▶ Work task
Every line below that has "title" in it should be copied.

Element data from apps and pages
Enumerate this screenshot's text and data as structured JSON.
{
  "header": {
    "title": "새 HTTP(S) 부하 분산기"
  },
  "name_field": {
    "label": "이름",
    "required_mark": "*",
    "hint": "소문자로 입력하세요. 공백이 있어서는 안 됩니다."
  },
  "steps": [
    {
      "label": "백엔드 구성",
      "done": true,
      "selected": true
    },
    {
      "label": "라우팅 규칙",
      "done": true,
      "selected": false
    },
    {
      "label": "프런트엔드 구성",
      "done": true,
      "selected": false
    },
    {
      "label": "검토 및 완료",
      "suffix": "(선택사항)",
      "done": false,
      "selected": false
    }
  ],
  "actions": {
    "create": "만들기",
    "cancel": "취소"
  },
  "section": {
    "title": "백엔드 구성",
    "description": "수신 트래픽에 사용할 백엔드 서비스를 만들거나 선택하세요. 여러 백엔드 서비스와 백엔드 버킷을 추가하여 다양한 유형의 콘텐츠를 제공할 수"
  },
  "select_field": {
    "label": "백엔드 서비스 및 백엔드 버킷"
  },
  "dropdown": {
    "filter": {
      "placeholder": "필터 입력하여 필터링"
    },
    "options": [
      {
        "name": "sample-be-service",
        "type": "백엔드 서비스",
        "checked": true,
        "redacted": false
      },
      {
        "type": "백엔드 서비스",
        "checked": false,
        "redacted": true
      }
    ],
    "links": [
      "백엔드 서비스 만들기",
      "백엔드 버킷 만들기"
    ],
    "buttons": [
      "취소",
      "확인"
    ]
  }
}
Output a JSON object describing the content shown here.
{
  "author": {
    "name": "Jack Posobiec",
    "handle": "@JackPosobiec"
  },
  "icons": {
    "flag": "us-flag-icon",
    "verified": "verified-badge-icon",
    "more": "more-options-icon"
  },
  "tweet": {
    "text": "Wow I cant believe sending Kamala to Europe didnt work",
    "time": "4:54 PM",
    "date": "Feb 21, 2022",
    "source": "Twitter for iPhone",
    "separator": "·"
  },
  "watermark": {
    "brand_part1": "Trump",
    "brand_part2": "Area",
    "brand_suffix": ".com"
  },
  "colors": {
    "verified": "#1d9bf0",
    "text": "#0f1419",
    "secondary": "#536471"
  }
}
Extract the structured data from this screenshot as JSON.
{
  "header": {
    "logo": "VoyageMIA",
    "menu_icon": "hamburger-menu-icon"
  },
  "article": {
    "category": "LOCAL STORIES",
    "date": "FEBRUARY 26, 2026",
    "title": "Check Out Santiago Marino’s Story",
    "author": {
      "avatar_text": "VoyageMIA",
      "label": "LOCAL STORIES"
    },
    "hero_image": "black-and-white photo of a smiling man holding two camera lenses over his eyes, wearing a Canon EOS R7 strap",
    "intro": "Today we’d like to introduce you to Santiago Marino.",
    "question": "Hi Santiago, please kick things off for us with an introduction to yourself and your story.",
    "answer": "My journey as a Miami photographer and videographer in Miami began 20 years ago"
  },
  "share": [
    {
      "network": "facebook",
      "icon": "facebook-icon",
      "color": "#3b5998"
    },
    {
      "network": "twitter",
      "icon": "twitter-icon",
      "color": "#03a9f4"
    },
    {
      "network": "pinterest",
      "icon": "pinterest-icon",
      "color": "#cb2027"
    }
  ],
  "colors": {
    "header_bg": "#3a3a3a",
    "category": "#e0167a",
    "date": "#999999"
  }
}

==

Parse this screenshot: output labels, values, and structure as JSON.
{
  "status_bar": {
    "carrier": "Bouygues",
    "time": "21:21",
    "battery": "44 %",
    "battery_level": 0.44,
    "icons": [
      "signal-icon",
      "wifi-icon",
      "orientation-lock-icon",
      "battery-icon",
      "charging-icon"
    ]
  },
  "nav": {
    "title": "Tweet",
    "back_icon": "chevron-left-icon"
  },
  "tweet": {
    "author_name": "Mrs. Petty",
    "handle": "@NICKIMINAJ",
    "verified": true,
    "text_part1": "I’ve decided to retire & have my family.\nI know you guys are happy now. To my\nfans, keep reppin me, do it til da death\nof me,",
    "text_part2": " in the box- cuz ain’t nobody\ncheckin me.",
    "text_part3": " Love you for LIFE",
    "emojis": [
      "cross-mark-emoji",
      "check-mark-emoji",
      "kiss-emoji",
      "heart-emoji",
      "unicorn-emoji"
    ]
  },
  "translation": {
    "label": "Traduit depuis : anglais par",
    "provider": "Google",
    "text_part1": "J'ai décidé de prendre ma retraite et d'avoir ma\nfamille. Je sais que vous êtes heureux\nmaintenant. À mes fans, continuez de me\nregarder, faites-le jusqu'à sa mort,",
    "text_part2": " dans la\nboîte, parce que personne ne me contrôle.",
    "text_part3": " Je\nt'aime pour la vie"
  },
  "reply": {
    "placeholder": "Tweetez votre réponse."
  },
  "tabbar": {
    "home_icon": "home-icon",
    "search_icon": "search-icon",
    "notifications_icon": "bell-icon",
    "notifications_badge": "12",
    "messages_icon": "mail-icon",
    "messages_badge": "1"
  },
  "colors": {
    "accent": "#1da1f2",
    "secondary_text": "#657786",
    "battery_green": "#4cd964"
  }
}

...

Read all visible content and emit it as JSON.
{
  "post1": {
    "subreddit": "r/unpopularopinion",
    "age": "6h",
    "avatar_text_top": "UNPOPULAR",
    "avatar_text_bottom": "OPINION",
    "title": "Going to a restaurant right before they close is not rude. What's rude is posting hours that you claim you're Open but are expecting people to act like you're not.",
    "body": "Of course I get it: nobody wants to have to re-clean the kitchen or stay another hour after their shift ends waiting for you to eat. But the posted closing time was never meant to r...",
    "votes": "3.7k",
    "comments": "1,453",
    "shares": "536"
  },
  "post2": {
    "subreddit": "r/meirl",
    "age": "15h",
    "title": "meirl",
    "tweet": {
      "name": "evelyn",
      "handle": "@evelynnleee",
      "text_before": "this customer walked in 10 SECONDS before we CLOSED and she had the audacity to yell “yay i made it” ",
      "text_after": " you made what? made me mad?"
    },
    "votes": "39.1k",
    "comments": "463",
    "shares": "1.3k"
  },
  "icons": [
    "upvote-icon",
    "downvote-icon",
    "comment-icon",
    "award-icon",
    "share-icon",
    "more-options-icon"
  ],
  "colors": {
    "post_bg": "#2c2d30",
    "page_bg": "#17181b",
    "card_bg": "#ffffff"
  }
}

▶ Final answer
    "title": "새 HTTP(S) 부하 분산기"
    "title": "백엔드 구성",
    "title": "Check Out Santiago Marino’s Story",
    "title": "Tweet",
    "title": "Going to a restaurant right before they close is not rude. What's rude is posting hours that you claim you're Open but are expecting people to act like you're not.",
    "title": "meirl",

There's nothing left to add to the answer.